This article is published in number 41 of Vanity Fair on newsstands until 12 October 2021
In the movie Time by Kim Ki-duk, 2006, a woman undergoes a series of cosmetic surgery operations to completely change her face, seduce her boyfriend and thus prove to herself that he could also fall in love with another. She succeeds and this throws her into a spiral of self-destruction. Those were the years when Lacey Wildd, an American TV personality, operated on every part of her body to become “an extreme Barbie”, with her daughter complaining on TV that her life “revolved around mom’s boobs.”
Much has changed since then: if in 2006 the reflection on cosmetic surgery could still be philosophical (we wondered where we ended up, our authentic face, and where the “other” began, the search for otherness), in 2021 we are forced to outline a more pragmatic discourse, which takes into consideration the massive amount of annual cosmetic surgery operations (1,088,704 only in Italy, which is the fourth country in the world for aesthetic interventions, according to the estimates of the International Society for Aestethic Plastic Surgery) and tries to establish an ethical limit between the lucid intervention on one’s own physicality and that moved by pathological reasons. The urgency of this new approach stems from the latest, crazy trend among the very young (ie Gen Z, but also a little bit millennials): the “rich girl face“, remaking one’s face in the image and likeness of the most desired and wealthy Internet idols. Treatments range from preventative botulinum to procedures with science fiction names such as Unison And Ultra Femme 360 and aim to create caricatured, hypertrophic copies of stars of the moment like Kim Kardashian and Ivanka Trump. The model most sought after by patients is – according to David Hartman, American plastic surgeon – Kylie Jenner. But let’s go to the details, since the “rich girl face»Is a patchwork of features stolen from different stars: the most requested noses have long been those of Scarlett Johansson, Natalie Portman and Nicole Kidman, and for men that of Jude Law. For the eyes, Anne Hathaway and Mila Kunis. For the lips we have in mind again Scarlett Johansson and Angelina Jolie. The rear – because the «rich girl face» does not neglect to look for a rich side B – is naturally inspired by J.Lo.

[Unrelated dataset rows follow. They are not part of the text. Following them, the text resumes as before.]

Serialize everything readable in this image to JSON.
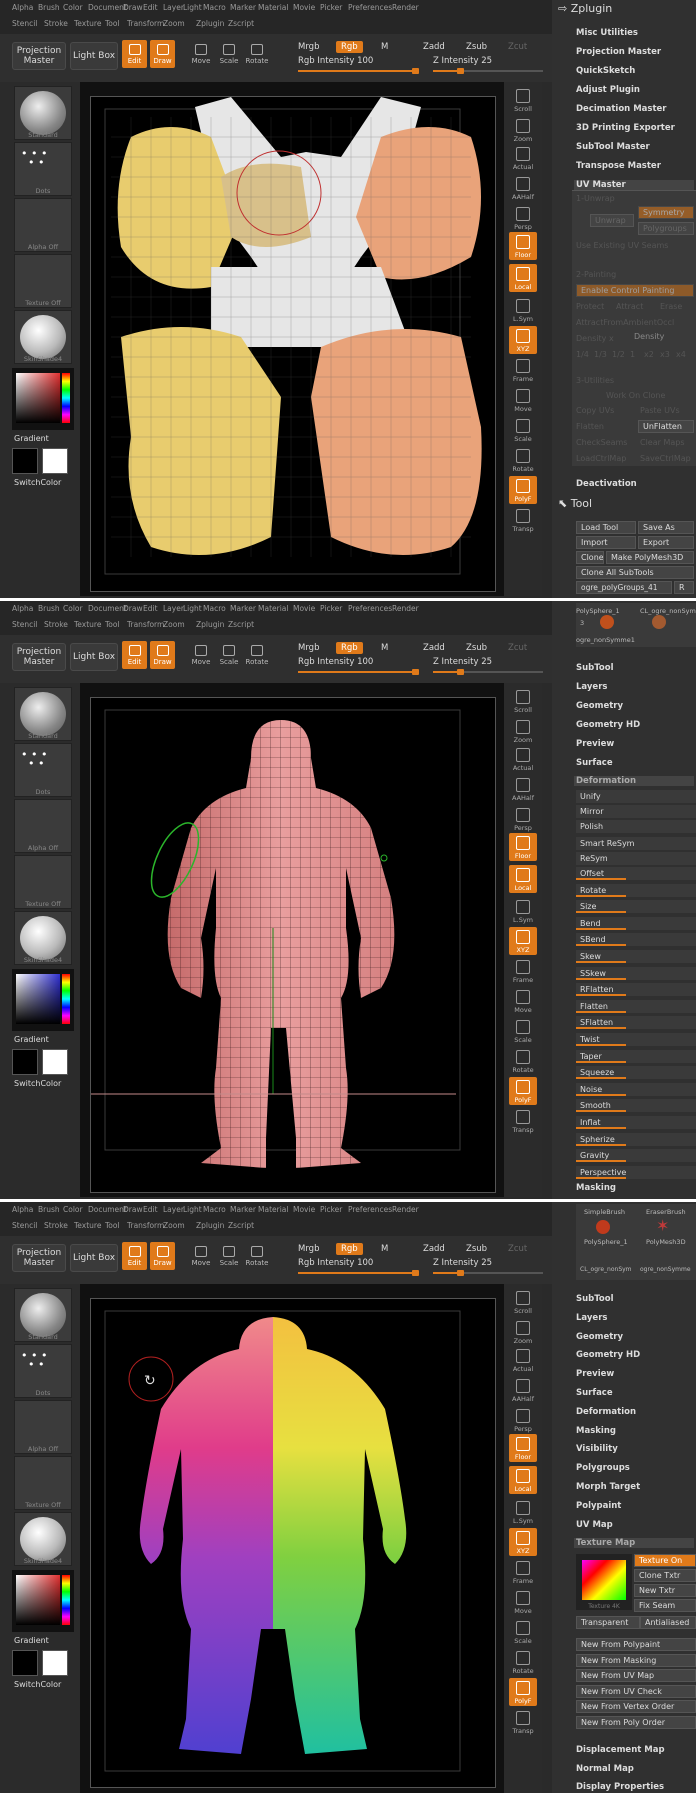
{
  "menu_row1": [
    "Alpha",
    "Brush",
    "Color",
    "Document",
    "Draw",
    "Edit",
    "Layer",
    "Light",
    "Macro",
    "Marker",
    "Material",
    "Movie",
    "Picker",
    "Preferences",
    "Render"
  ],
  "menu_row2": [
    "Stencil",
    "Stroke",
    "Texture",
    "Tool",
    "Transform",
    "Zoom",
    "Zplugin",
    "Zscript"
  ],
  "topbar": {
    "projection_master": "Projection Master",
    "light_box": "Light Box",
    "edit": "Edit",
    "draw": "Draw",
    "move": "Move",
    "scale": "Scale",
    "rotate": "Rotate",
    "mrgb": "Mrgb",
    "rgb": "Rgb",
    "m": "M",
    "zadd": "Zadd",
    "zsub": "Zsub",
    "zcut": "Zcut",
    "rgb_intensity": "Rgb Intensity 100",
    "z_intensity": "Z Intensity 25",
    "rgb_intensity_level": 1.0,
    "z_intensity_level": 0.25
  },
  "left": {
    "standard": "Standard",
    "dots": "Dots",
    "alpha_off": "Alpha Off",
    "texture_off": "Texture Off",
    "material": "SkinShade4",
    "gradient": "Gradient",
    "switchcolor": "SwitchColor"
  },
  "shelf": [
    "Scroll",
    "Zoom",
    "Actual",
    "AAHalf",
    "Persp",
    "Floor",
    "Local",
    "L.Sym",
    "XYZ",
    "Frame",
    "Move",
    "Scale",
    "Rotate",
    "PolyF",
    "Transp"
  ],
  "panel1": {
    "header": "Zplugin",
    "items": [
      "Misc Utilities",
      "Projection Master",
      "QuickSketch",
      "Adjust Plugin",
      "Decimation Master",
      "3D Printing Exporter",
      "SubTool Master",
      "Transpose Master",
      "UV Master"
    ],
    "uv": {
      "unwrap_hdr": "1-Unwrap",
      "unwrap": "Unwrap",
      "symmetry": "Symmetry",
      "polygroups": "Polygroups",
      "use_existing": "Use Existing UV Seams",
      "painting_hdr": "2-Painting",
      "enable_painting": "Enable Control Painting",
      "protect": "Protect",
      "attract": "Attract",
      "erase": "Erase",
      "attract_ambient": "AttractFromAmbientOccl",
      "density": "Density x",
      "density_slider": "Density",
      "density_vals": [
        "1/4",
        "1/3",
        "1/2",
        "1",
        "x2",
        "x3",
        "x4"
      ],
      "utilities_hdr": "3-Utilities",
      "work_on_clone": "Work On Clone",
      "copy_uvs": "Copy UVs",
      "paste_uvs": "Paste UVs",
      "flatten": "Flatten",
      "unflatten": "UnFlatten",
      "checkseams": "CheckSeams",
      "clear_maps": "Clear Maps",
      "loadctrlmap": "LoadCtrlMap",
      "savectrlmap": "SaveCtrlMap"
    },
    "deactivation": "Deactivation",
    "tool_hdr": "Tool",
    "load_tool": "Load Tool",
    "save_as": "Save As",
    "import": "Import",
    "export": "Export",
    "clone": "Clone",
    "make_polymesh": "Make PolyMesh3D",
    "clone_all": "Clone All SubTools",
    "current_tool": "ogre_polyGroups_41",
    "current_val": "R"
  },
  "panel2": {
    "thumbs": [
      "PolySphere_1",
      "CL_ogre_nonSym",
      "3",
      "ogre_nonSymme1"
    ],
    "items": [
      "SubTool",
      "Layers",
      "Geometry",
      "Geometry HD",
      "Preview",
      "Surface"
    ],
    "deformation_hdr": "Deformation",
    "unify": "Unify",
    "mirror": "Mirror",
    "polish": "Polish",
    "smart_resym": "Smart ReSym",
    "resym": "ReSym",
    "deforms": [
      "Offset",
      "Rotate",
      "Size",
      "Bend",
      "SBend",
      "Skew",
      "SSkew",
      "RFlatten",
      "Flatten",
      "SFlatten",
      "Twist",
      "Taper",
      "Squeeze",
      "Noise",
      "Smooth",
      "Inflat",
      "Spherize",
      "Gravity",
      "Perspective"
    ],
    "masking": "Masking"
  },
  "panel3": {
    "thumbs": [
      "SimpleBrush",
      "EraserBrush",
      "PolySphere_1",
      "PolyMesh3D",
      "CL_ogre_nonSym",
      "ogre_nonSymme"
    ],
    "items": [
      "SubTool",
      "Layers",
      "Geometry",
      "Geometry HD",
      "Preview",
      "Surface",
      "Deformation",
      "Masking",
      "Visibility",
      "Polygroups",
      "Morph Target",
      "Polypaint",
      "UV Map"
    ],
    "texture_map_hdr": "Texture Map",
    "texture_on": "Texture On",
    "clone_txtr": "Clone Txtr",
    "new_txtr": "New Txtr",
    "fix_seam": "Fix Seam",
    "texture_label": "Texture 4K",
    "transparent": "Transparent",
    "antialiased": "Antialiased",
    "new_from": [
      "New From Polypaint",
      "New From Masking",
      "New From UV Map",
      "New From UV Check",
      "New From Vertex Order",
      "New From Poly Order"
    ],
    "after": [
      "Displacement Map",
      "Normal Map",
      "Display Properties"
    ]
  },
  "colors": {
    "accent": "#e07a1a",
    "ui_bg": "#2a2a2a",
    "panel_bg": "#303030"
  }
}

In general, the request is opposite to that classically associated with plastic surgery, which aimed at naturalness: it is to modify the face in a showy, hypervisible way, so that the exaggeration, the 4D imitation of a celebrity – from the lip to the cheekbones, nose – witness a social status, on a par with an expensive pair of shoes.